→ **Work to complete**: Locate each line below that includes "playground" and reproduce it.

→ **Source material**:
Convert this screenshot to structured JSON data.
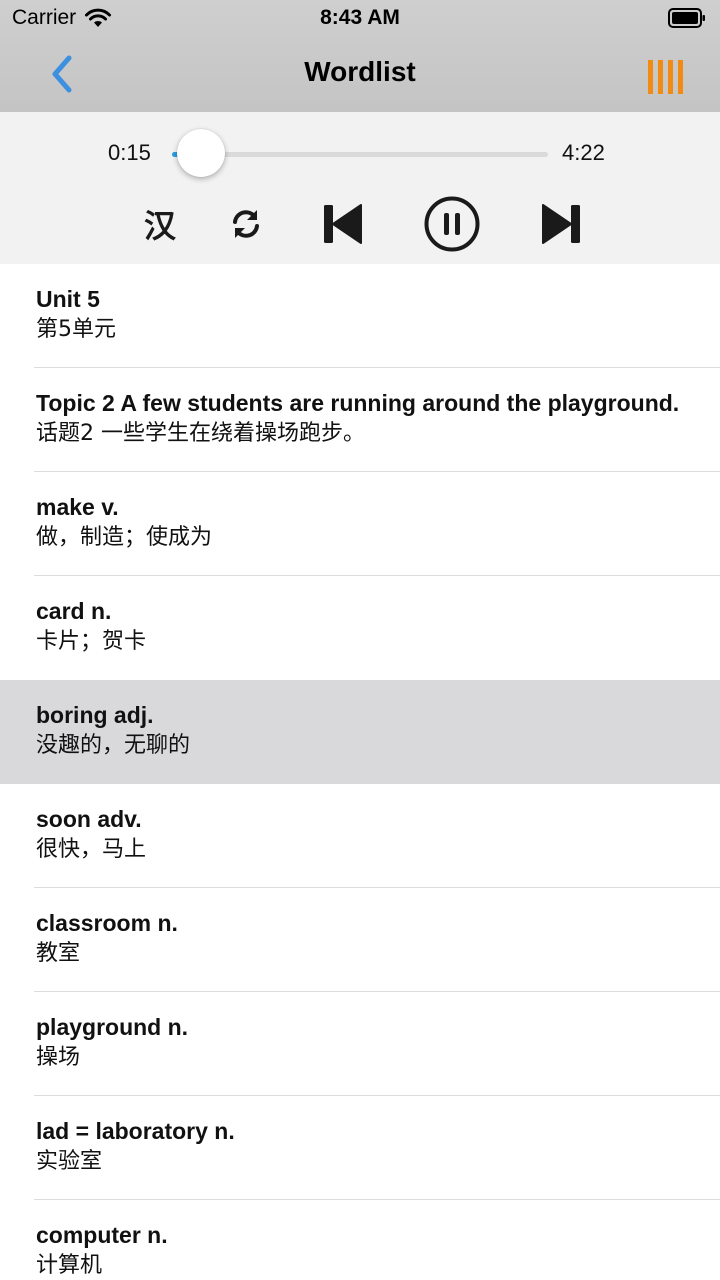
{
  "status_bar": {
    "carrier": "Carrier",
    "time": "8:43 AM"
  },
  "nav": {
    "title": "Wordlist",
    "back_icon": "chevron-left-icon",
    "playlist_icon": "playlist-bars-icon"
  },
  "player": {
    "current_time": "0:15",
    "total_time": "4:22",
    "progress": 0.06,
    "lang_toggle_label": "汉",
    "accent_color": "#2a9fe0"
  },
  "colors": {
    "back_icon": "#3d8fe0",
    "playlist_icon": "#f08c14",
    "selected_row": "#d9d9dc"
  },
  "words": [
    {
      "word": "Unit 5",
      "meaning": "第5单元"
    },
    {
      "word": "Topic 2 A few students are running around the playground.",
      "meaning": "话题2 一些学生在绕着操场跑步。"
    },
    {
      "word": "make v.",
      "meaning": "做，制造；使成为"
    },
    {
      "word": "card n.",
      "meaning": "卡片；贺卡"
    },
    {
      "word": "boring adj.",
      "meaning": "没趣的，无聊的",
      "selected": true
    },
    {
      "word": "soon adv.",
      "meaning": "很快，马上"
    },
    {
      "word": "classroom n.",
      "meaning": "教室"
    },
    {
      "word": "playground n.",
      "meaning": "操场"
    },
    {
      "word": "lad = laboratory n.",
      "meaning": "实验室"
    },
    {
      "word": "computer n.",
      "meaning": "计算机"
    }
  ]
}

→ **Exercise output**:
      "word": "Topic 2 A few students are running around the playground.",
      "word": "playground n.",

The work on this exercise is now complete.